What basic cognitive tools lay the foundation for our number facility?
Posted Jan 11, 2016
We know there are individual differences in math ability, even at a young age, but what basic cognitive tools lay the foundation for whether we are good with numbers? And specifically, what basic capacities influence our ability to do fractions? Fractions are thought by many in math education to be a central bottleneck that many students have trouble with, so much research has been directed at understanding the basic capacities essential to fraction understanding.
Now a series of research studies by Percival Matthews at the University of Wisconsin Madison and collaborators may be shedding some light on why some people may be better than others at doing fractions. Consider the following two panels:
Most of us think of fractions entirely in terms of panel b, what is known as “symbolic processing.” But Matthews and Dana Chesney explored the importance of “nonsymbolic processing” of fractions, what you see in panel a, in a study conducted last year published in Cognitive Psychology. For example, people were asked to compare ratios of circle areas (left) with ratios of dot arrays (right) to decide which was greater. The researchers found that participants completed the nonsymbolic tasks of panel a faster than the numerical comparisons (5/6 to 2/3) of panel b. This was true even though the nonsymbolic ratios were compared across two different formats. They concluded that abstract “nonsymbolic-ratio comparisons are made without converting ratios to symbolic form.” Essentially, nonsymbolic processing may be a more basic fundamental capacity of humans.
In a more recent study published in Psychological Science, Matthews, Mark Lewis, and Edward Hubbard took this stream of research a critical step further, examining whether a variety of nonsymbolic ratio comparison tasks was actually linked to real world fraction knowledge and algebra performance in a sample of university undergraduates. The idea was to examine whether humans have a basic nonsymbolic-ratio processing system (RPS). In each of several ratio comparison tasks (panels a through d below) participants were asked to assess the ratio of white dots to black dots or white lines to black lines and to determine whether the left or right stimuli within each panel was greater. The control tasks (panels e and f) simply asked participants to compare the numbers of black dots and the lengths of individual lines.
What the researchers found is that RPS predicts actual algebra performance and fraction knowledge, suggesting a link between the RPS and symbolic math abilities, and perhaps even more advanced thinking like algebra.
Matthews noted in an interview that this RPS appears to be “a primitive capacity that can help ground fraction concepts and that we currently don’t attempt to leverage it.” This new basic ratio processing system might be something we all have, just to different degrees, and might be integral in our capacity to learn fractions and hence higher level mathematics. “We miss out on the contributions it could make. Individual differences might moderate the effect of attempts to leverage it, but it might be that even folks on the low end could benefit quite a bit.” Of course, he also cautions that “we’ve got a long way to go before we know how practically useful these findings are.”

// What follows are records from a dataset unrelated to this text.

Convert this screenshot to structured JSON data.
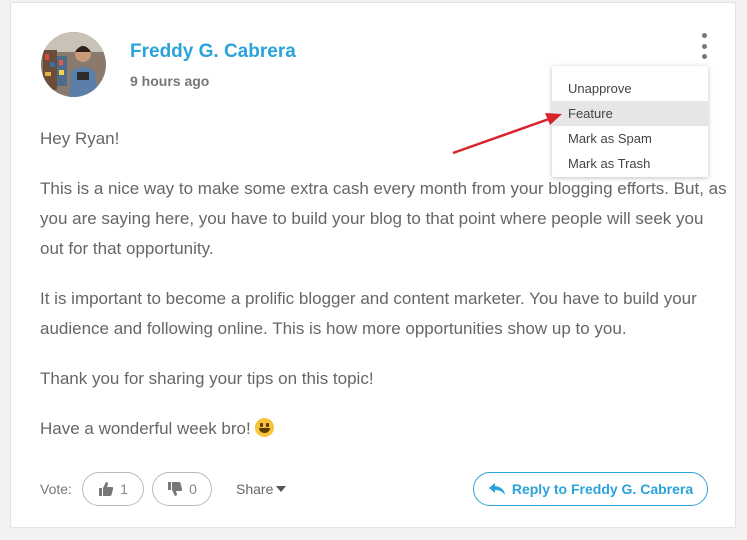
{
  "comment": {
    "author": "Freddy G. Cabrera",
    "time": "9 hours ago",
    "paragraphs": [
      "Hey Ryan!",
      "This is a nice way to make some extra cash every month from your blogging efforts. But, as you are saying here, you have to build your blog to that point where people will seek you out for that opportunity.",
      "It is important to become a prolific blogger and content marketer. You have to build your audience and following online. This is how more opportunities show up to you.",
      "Thank you for sharing your tips on this topic!",
      "Have a wonderful week bro!"
    ]
  },
  "menu": {
    "items": [
      "Unapprove",
      "Feature",
      "Mark as Spam",
      "Mark as Trash"
    ],
    "highlighted": "Feature"
  },
  "footer": {
    "vote_label": "Vote:",
    "upvotes": "1",
    "downvotes": "0",
    "share_label": "Share",
    "reply_label": "Reply to Freddy G. Cabrera"
  },
  "icons": {
    "more": "more-vertical-icon",
    "upvote": "thumbs-up-icon",
    "downvote": "thumbs-down-icon",
    "reply": "reply-arrow-icon",
    "emoji": "grinning-face-emoji"
  },
  "colors": {
    "accent": "#2aa3d8",
    "annotation_arrow": "#d9232a",
    "highlight_bg": "#e6e6e6"
  }
}
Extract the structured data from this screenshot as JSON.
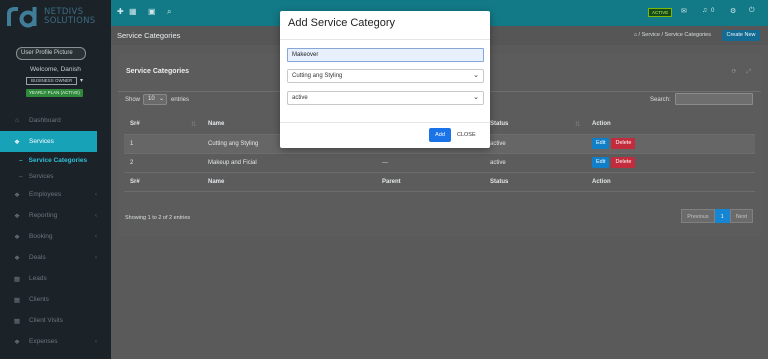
{
  "sidebar": {
    "brand_line1": "NETDIVS",
    "brand_line2": "SOLUTIONS",
    "user_image_alt": "User Profile Picture",
    "welcome": "Welcome, Danish",
    "role": "BUSINESS OWNER",
    "plan": "YEARLY PLAN (ACTIVE)",
    "items": [
      {
        "label": "Dashboard",
        "icon": "dashboard-icon"
      },
      {
        "label": "Services",
        "icon": "services-icon",
        "active": true
      },
      {
        "label": "Service Categories",
        "sub": true,
        "active": true
      },
      {
        "label": "Services",
        "sub": true
      },
      {
        "label": "Employees",
        "icon": "employees-icon"
      },
      {
        "label": "Reporting",
        "icon": "reporting-icon"
      },
      {
        "label": "Booking",
        "icon": "booking-icon"
      },
      {
        "label": "Deals",
        "icon": "deals-icon"
      },
      {
        "label": "Leads",
        "icon": "leads-icon"
      },
      {
        "label": "Clients",
        "icon": "clients-icon"
      },
      {
        "label": "Client Visits",
        "icon": "client-visits-icon"
      },
      {
        "label": "Expenses",
        "icon": "expenses-icon"
      }
    ]
  },
  "topbar": {
    "status_badge": "ACTIVE",
    "notif_count": "0"
  },
  "header": {
    "page_title": "Service Categories",
    "breadcrumb": "/ Service / Service Categories",
    "create_label": "Create New"
  },
  "card": {
    "title": "Service Categories",
    "show_label": "Show",
    "show_value": "10",
    "entries_label": "entries",
    "search_label": "Search:",
    "columns": [
      "Sr#",
      "Name",
      "Parent",
      "Status",
      "Action"
    ],
    "rows": [
      {
        "sr": "1",
        "name": "Cutting ang Styling",
        "parent": "",
        "status": "active"
      },
      {
        "sr": "2",
        "name": "Makeup and Ficial",
        "parent": "---",
        "status": "active"
      }
    ],
    "edit_label": "Edit",
    "delete_label": "Delete",
    "showing_text": "Showing 1 to 2 of 2 entries",
    "pager": {
      "prev": "Previous",
      "current": "1",
      "next": "Next"
    }
  },
  "modal": {
    "title": "Add Service Category",
    "name_value": "Makeover",
    "parent_value": "Cutting ang Styling",
    "status_value": "active",
    "add_label": "Add",
    "close_label": "CLOSE"
  },
  "colors": {
    "topbar": "#127a86",
    "sidebar": "#1b2328",
    "active_menu": "#17a2b8",
    "primary": "#1a73e8",
    "danger": "#c22c3c"
  }
}
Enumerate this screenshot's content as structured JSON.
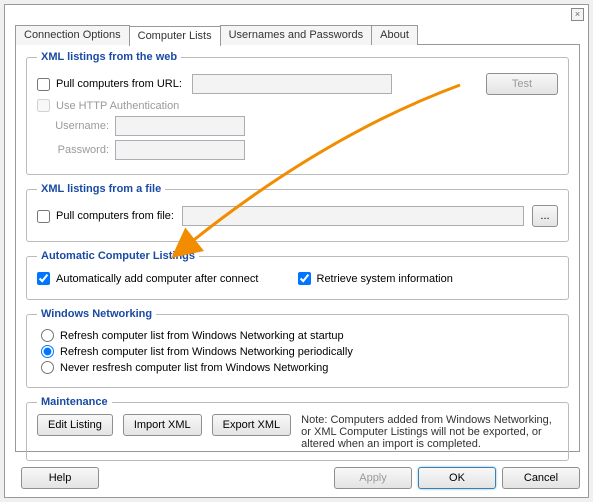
{
  "window": {
    "close": "×"
  },
  "tabs": {
    "connection": "Connection Options",
    "computer_lists": "Computer Lists",
    "usernames": "Usernames and Passwords",
    "about": "About"
  },
  "web": {
    "legend": "XML listings from the web",
    "pull_url_label": "Pull computers from URL:",
    "url_value": "",
    "test": "Test",
    "use_http_auth": "Use HTTP Authentication",
    "username_label": "Username:",
    "username_value": "",
    "password_label": "Password:",
    "password_value": ""
  },
  "file": {
    "legend": "XML listings from a file",
    "pull_file_label": "Pull computers from file:",
    "file_value": "",
    "browse": "..."
  },
  "auto": {
    "legend": "Automatic Computer Listings",
    "auto_add": "Automatically add computer after connect",
    "retrieve": "Retrieve system information"
  },
  "winnet": {
    "legend": "Windows Networking",
    "opt_startup": "Refresh computer list from Windows Networking at startup",
    "opt_periodic": "Refresh computer list from Windows Networking periodically",
    "opt_never": "Never resfresh computer list from Windows Networking"
  },
  "maint": {
    "legend": "Maintenance",
    "edit": "Edit Listing",
    "import": "Import XML",
    "export": "Export XML",
    "note": "Note: Computers added from Windows Networking, or XML Computer Listings will not be exported, or altered when an import is completed."
  },
  "buttons": {
    "help": "Help",
    "apply": "Apply",
    "ok": "OK",
    "cancel": "Cancel"
  },
  "annotation": {
    "arrow_color": "#f28c00"
  }
}
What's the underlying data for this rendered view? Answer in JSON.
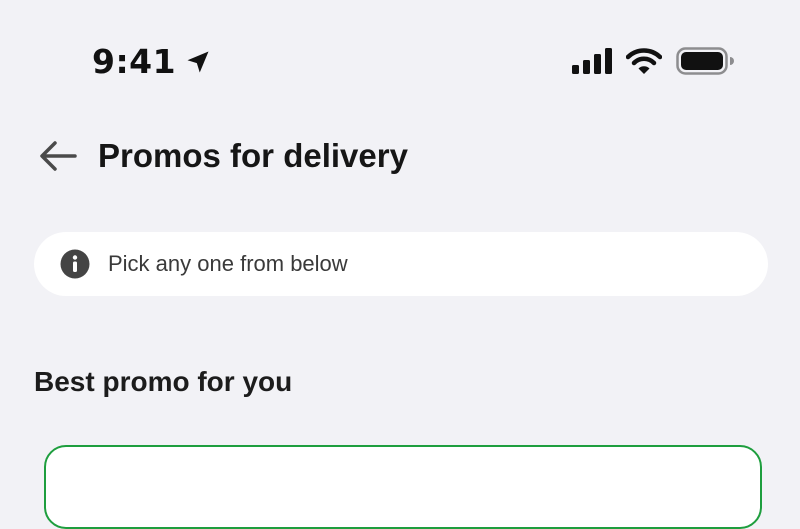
{
  "status_bar": {
    "time": "9:41",
    "icons": [
      "location-arrow-icon",
      "cellular-signal-icon",
      "wifi-icon",
      "battery-icon"
    ]
  },
  "header": {
    "title": "Promos for delivery",
    "back_icon": "arrow-left-icon"
  },
  "info_banner": {
    "icon": "info-icon",
    "text": "Pick any one from below"
  },
  "section": {
    "heading": "Best promo for you"
  },
  "colors": {
    "background": "#f2f2f6",
    "card_background": "#ffffff",
    "selected_border": "#1e9e3e",
    "text_primary": "#161616",
    "text_secondary": "#3a3a3a",
    "icon_gray": "#444444"
  }
}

Matthews also argues that we might even be missing a number of talented students who have incredible ratio-processing abilities but lack identification and hence development of such talent. Given that being able to perform fractions appears critical not only to math education but also performance in many STEM areas, perhaps the discovery of this new system might eventually lead to much better understanding of how we can develop interventions to help all students to improve their math abilities.